__EXERCISE REQUIREMENTS__. Return every line from the records below that has the word "Total".

[Component data from apps and pages]
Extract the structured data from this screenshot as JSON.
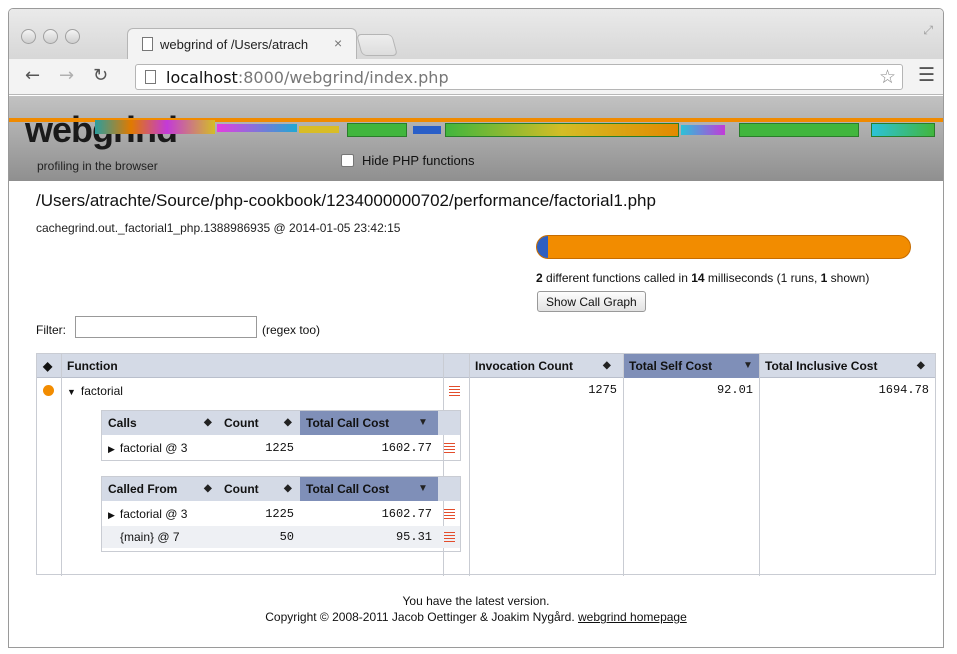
{
  "browser": {
    "tab_title": "webgrind of /Users/atrach",
    "tab_close": "×",
    "url_host": "localhost",
    "url_rest": ":8000/webgrind/index.php"
  },
  "header": {
    "logo": "webgrind",
    "tagline": "profiling in the browser",
    "hide_php_label": "Hide PHP functions",
    "hide_php_checked": false
  },
  "file": {
    "path": "/Users/atrachte/Source/php-cookbook/1234000000702/performance/factorial1.php",
    "info": "cachegrind.out._factorial1_php.1388986935 @ 2014-01-05 23:42:15"
  },
  "summary": {
    "functions": "2",
    "text1": " different functions called in ",
    "ms": "14",
    "text2": " milliseconds (1 runs, ",
    "shown": "1",
    "text3": " shown)",
    "progress_fraction": 0.03
  },
  "call_graph_button": "Show Call Graph",
  "filter": {
    "label": "Filter:",
    "value": "",
    "hint": "(regex too)"
  },
  "main_table": {
    "headers": {
      "sort": "◆",
      "function": "Function",
      "invocation": "Invocation Count",
      "self": "Total Self Cost",
      "inclusive": "Total Inclusive Cost"
    },
    "row": {
      "name": "factorial",
      "invocation_count": "1275",
      "self_cost": "92.01",
      "inclusive_cost": "1694.78"
    }
  },
  "calls_table": {
    "headers": {
      "first": "Calls",
      "count": "Count",
      "cost": "Total Call Cost"
    },
    "rows": [
      {
        "name": "factorial @ 3",
        "count": "1225",
        "cost": "1602.77"
      }
    ]
  },
  "called_from_table": {
    "headers": {
      "first": "Called From",
      "count": "Count",
      "cost": "Total Call Cost"
    },
    "rows": [
      {
        "name": "factorial @ 3",
        "count": "1225",
        "cost": "1602.77"
      },
      {
        "name": "{main} @ 7",
        "count": "50",
        "cost": "95.31"
      }
    ]
  },
  "footer": {
    "line1": "You have the latest version.",
    "line2": "Copyright © 2008-2011 Jacob Oettinger & Joakim Nygård. ",
    "link": "webgrind homepage"
  },
  "colors": {
    "header_blue": "#d4dae6",
    "selected_header": "#7f8fb8",
    "progress_orange": "#f28c00",
    "progress_blue": "#2f5fc0"
  }
}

__FINAL ANSWER__.
      "self": "Total Self Cost",
      "inclusive": "Total Inclusive Cost"
      "cost": "Total Call Cost"
      "cost": "Total Call Cost"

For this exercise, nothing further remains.